All three people last night reacted very strongly to the film, but it was the assessment of the doctor and psychotherapist which left the strongest impression on me. Both were really impressed by our filmmaking, by the dramatic curve and the mood the film creates. They also felt that FORGETTING DAD is an excellent portrait of how a personality can become disturbed and what happens to families in such situations. In fact, the psychotherapist could imagine using the film in the training of psychotherapists precisely because of all the issues involving family dynamics which the film raises.
During the course of the evening, we got to talking about the rapid increase in the number of people going to some form of psychotherapy or another and the shortage of therapists here in Berlin. What does all this say about the culture we live in now? Too much pressure to succeed leading to an increase in the number of people suffering from depression? Definitely. That’s what the doctors had to say. But they were also quick to add that studies have shown that psychotheraphy is a more cost-effective way of treating many patients who spend years running from one specialist to another for various ailments which are caused by a mental disturbance. The psychotherapist spoke about how these visits to specialists decrease during the course of therapy as the physical symptoms go away.

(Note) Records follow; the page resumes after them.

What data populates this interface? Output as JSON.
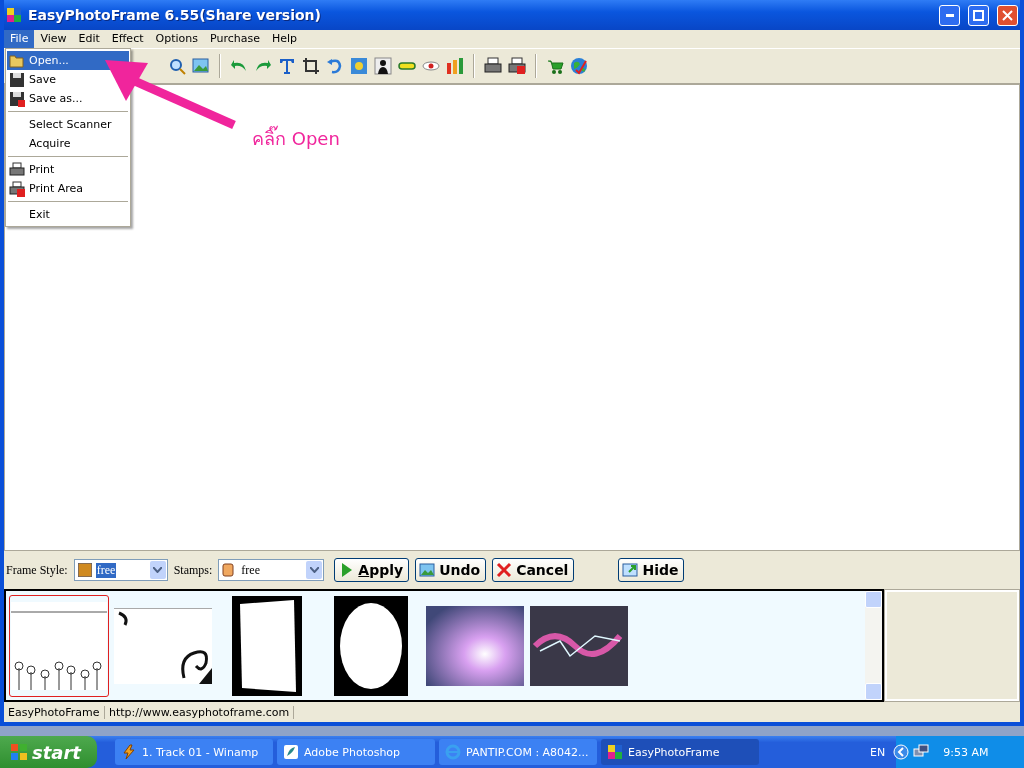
{
  "window": {
    "title": "EasyPhotoFrame 6.55(Share version)"
  },
  "menu_bar": [
    {
      "label": "File",
      "selected": true
    },
    {
      "label": "View",
      "selected": false
    },
    {
      "label": "Edit",
      "selected": false
    },
    {
      "label": "Effect",
      "selected": false
    },
    {
      "label": "Options",
      "selected": false
    },
    {
      "label": "Purchase",
      "selected": false
    },
    {
      "label": "Help",
      "selected": false
    }
  ],
  "file_menu": [
    {
      "kind": "open",
      "label": "Open...",
      "selected": true
    },
    {
      "kind": "save",
      "label": "Save",
      "selected": false
    },
    {
      "kind": "save-as",
      "label": "Save as...",
      "selected": false
    },
    {
      "kind": "separator"
    },
    {
      "kind": "plain",
      "label": "Select Scanner",
      "selected": false
    },
    {
      "kind": "plain",
      "label": "Acquire",
      "selected": false
    },
    {
      "kind": "separator"
    },
    {
      "kind": "print",
      "label": "Print",
      "selected": false
    },
    {
      "kind": "print-area",
      "label": "Print Area",
      "selected": false
    },
    {
      "kind": "separator"
    },
    {
      "kind": "plain",
      "label": "Exit",
      "selected": false
    }
  ],
  "annotation": {
    "text": "คลิ๊ก Open"
  },
  "frame_bar": {
    "frame_style_label": "Frame Style:",
    "frame_style_value": "free",
    "stamps_label": "Stamps:",
    "stamps_value": "free",
    "buttons": [
      {
        "kind": "apply",
        "label": "Apply",
        "mnemonic": true
      },
      {
        "kind": "undo",
        "label": "Undo",
        "mnemonic": false
      },
      {
        "kind": "cancel",
        "label": "Cancel",
        "mnemonic": false
      },
      {
        "kind": "hide",
        "label": "Hide",
        "mnemonic": false
      }
    ]
  },
  "thumbnails": [
    {
      "kind": "dandelion",
      "selected": true
    },
    {
      "kind": "swirl",
      "selected": false
    },
    {
      "kind": "torn-edge",
      "selected": false
    },
    {
      "kind": "oval",
      "selected": false
    },
    {
      "kind": "light-burst",
      "selected": false
    },
    {
      "kind": "neon",
      "selected": false
    }
  ],
  "status_bar": [
    "EasyPhotoFrame",
    "http://www.easyphotoframe.com"
  ],
  "taskbar": {
    "start": "start",
    "tasks": [
      {
        "kind": "winamp",
        "label": "1. Track 01 - Winamp",
        "selected": false
      },
      {
        "kind": "photoshop",
        "label": "Adobe Photoshop",
        "selected": false
      },
      {
        "kind": "browser",
        "label": "PANTIP.COM : A8042...",
        "selected": false
      },
      {
        "kind": "app",
        "label": "EasyPhotoFrame",
        "selected": true
      }
    ],
    "language": "EN",
    "clock": "9:53 AM"
  }
}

This all led to speculation about the physical ailments which still plague my father: his equilibrium problems and ongoing complaints about pain in his brain stem, especially since his heart attack four years ago. Both experts were convinced by the ‘dissociative disorder’ diagnosis we discovered in the doctors’ reports while making the film. Physical ailments are simply part of the illness.
The psychotherapist considered my father’s illness much too severe to ‘heal’ in the 2-3 years that the doctors said it would take back then, and suggested that such unrealistic assessments are often arrived at through pressure from insurance companies that don’t want to pay for their sick patients any longer than they deem necessary. All this financial stuff was such a mess back then that I still don’t really know what to make of it all. The point is, according to the psychotherapist, if my father had wanted to get better, he could have. But something really deep inside him resisted and continues to repress unwanted memories. A lot of us think all the efforts my father (unconsciously) expends upon keeping ‘Old Richard’ at bay is what led to his heart attack and rapid aging.
Mental illness remains a tabu topic, but things are changing in this regard. There is definitely more public dialogue about the matter than twenty years ago, when my father’s amnesia began. I hope this trend continues, and that other families which find themselves in a similar situation as mine are better able to talk about it and help their loved one than we were. Maybe FORGETTING DAD can play some kind of role in instigating more dialogue. This has been my hope all along. Mental illness is horrifying enough, and even worse when you’re left alone as either the sick one or a family member and don’t know where to turn for help.